PubMed | Instituto Evandro Chagas IEC, Federal University of Pará and Federal University of Maranhão
Type: Journal Article | Journal: Genome announcements | Year: 2016
Given its toxigenic potential, Microcystis aeruginosa is an important bloom-forming cyanobacterium. Here, we present a draft genome and annotation of the strain CACIAM 03, which was isolated from an Amazonian freshwater environment.
PubMed | Instituto Evandro Chagas IEC and Federal University of Pará
Type: Journal Article | Journal: Genome announcements | Year: 2014
Given the scarcity of data pertaining to whole-genome sequences of cyanobacterial strains isolated in Brazil, we hereby present the draft genome sequence of the Cyanobium sp. strain CACIAM 14, isolated in southeastern Amazonia.
Araujo B.H.S.,Federal University of São Paulo |
Torres L.B.,Federal University of São Paulo |
Torres L.B.,Instituto Evandro Chagas IEC |
Cossa A.C.,Federal University of São Paulo |

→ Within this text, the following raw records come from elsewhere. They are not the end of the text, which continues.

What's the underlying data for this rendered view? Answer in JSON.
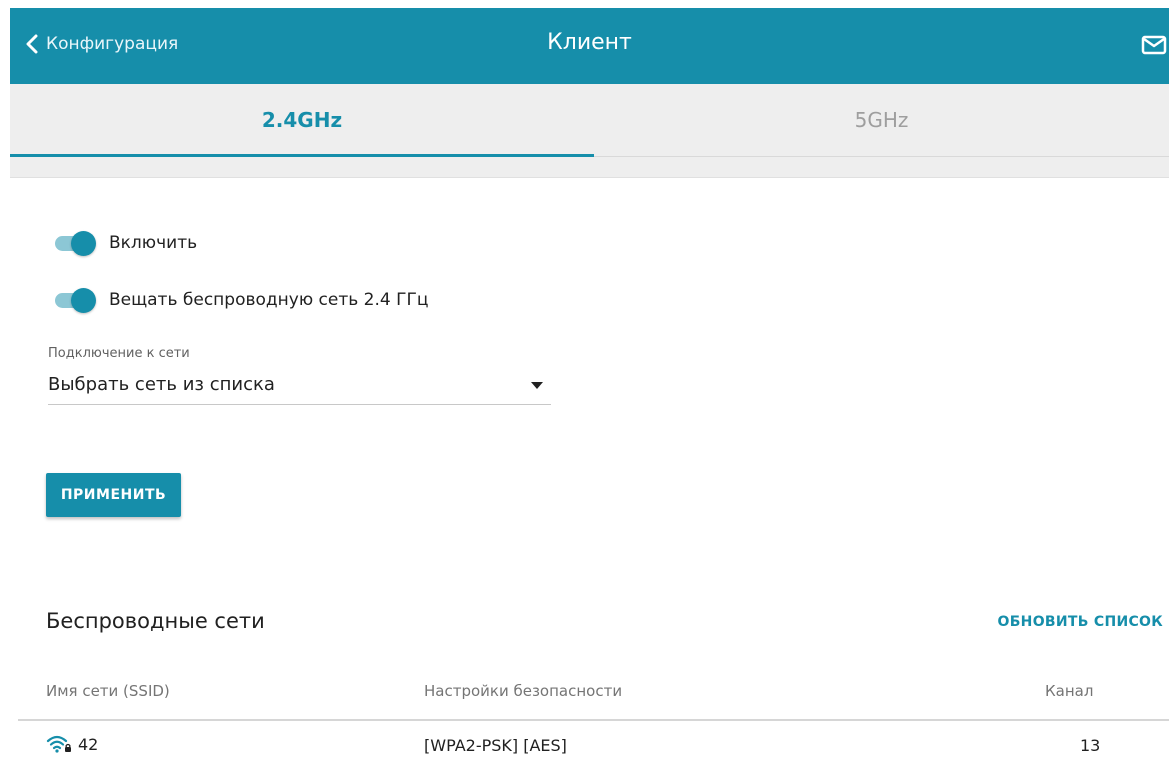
{
  "header": {
    "back_label": "Конфигурация",
    "title": "Клиент",
    "mail_icon": "mail-icon",
    "background": "#168eaa"
  },
  "tabs": [
    {
      "label": "2.4GHz",
      "active": true
    },
    {
      "label": "5GHz",
      "active": false
    }
  ],
  "settings": {
    "enable_label": "Включить",
    "enable_on": true,
    "broadcast_label": "Вещать беспроводную сеть 2.4 ГГц",
    "broadcast_on": true,
    "connection_label": "Подключение к сети",
    "connection_value": "Выбрать сеть из списка",
    "apply_label": "ПРИМЕНИТЬ"
  },
  "wireless": {
    "title": "Беспроводные сети",
    "refresh_label": "ОБНОВИТЬ СПИСОК",
    "columns": [
      "Имя сети (SSID)",
      "Настройки безопасности",
      "Канал"
    ],
    "rows": [
      {
        "ssid": "42",
        "security": "[WPA2-PSK] [AES]",
        "channel": "13",
        "icon": "wifi-lock-icon"
      }
    ]
  },
  "colors": {
    "accent": "#168eaa",
    "tab_bg": "#eeeeee",
    "toggle_track": "#8cc7d5"
  }
}
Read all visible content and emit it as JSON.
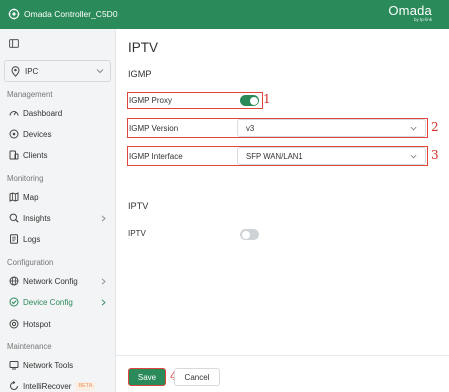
{
  "topbar": {
    "app_title": "Omada Controller_C5D0",
    "brand_name": "Omada",
    "brand_sub": "by tp-link"
  },
  "sidebar": {
    "site": "IPC",
    "sections": {
      "management": "Management",
      "monitoring": "Monitoring",
      "configuration": "Configuration",
      "maintenance": "Maintenance"
    },
    "items": {
      "dashboard": "Dashboard",
      "devices": "Devices",
      "clients": "Clients",
      "map": "Map",
      "insights": "Insights",
      "logs": "Logs",
      "network_config": "Network Config",
      "device_config": "Device Config",
      "hotspot": "Hotspot",
      "network_tools": "Network Tools",
      "intellirecover": "IntelliRecover",
      "intellirecover_badge": "BETA"
    },
    "active_item": "Device Config"
  },
  "main": {
    "page_title": "IPTV",
    "igmp_section": "IGMP",
    "igmp_proxy_label": "IGMP Proxy",
    "igmp_proxy_enabled": true,
    "igmp_version_label": "IGMP Version",
    "igmp_version_value": "v3",
    "igmp_interface_label": "IGMP Interface",
    "igmp_interface_value": "SFP WAN/LAN1",
    "iptv_section": "IPTV",
    "iptv_label": "IPTV",
    "iptv_enabled": false,
    "save_label": "Save",
    "cancel_label": "Cancel"
  },
  "annotations": {
    "callout_1": "1",
    "callout_2": "2",
    "callout_3": "3",
    "callout_4": "4"
  },
  "colors": {
    "brand_green": "#2a8a5a",
    "highlight_red": "#e0453c"
  }
}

And 2 more authors.
Brain Research | Year: 2010
Proechimys, a rodent living in the Amazon region, has shown resistance to developing chronic epilepsy when submitted to different experimental models. Recently, many studies have attributed a potent anticonvulsant action to cannabinoid receptor CB1. This study investigated the distribution and expression of the CB1 receptor in the hippocampal formation of Proechimys using immunohistochemistry and Western blotting techniques. Results were compared with values obtained from adult Wistar rats. The immunoreactivity for CB1 was evident throughout the Ammon's horn and in the hilar region of both animal species. However, the distribution of these receptors was higher in the stratum lucidum of CA3 and in the hilar region of Proechimys. In addition, higher expression of CB1 receptors was observed in the Proechimys hippocampus. These data could explain, at least partially, the natural resistance of this animal species to developing spontaneous seizures following epileptogenic precipitating events. © 2010 Elsevier B.V. All rights reserved.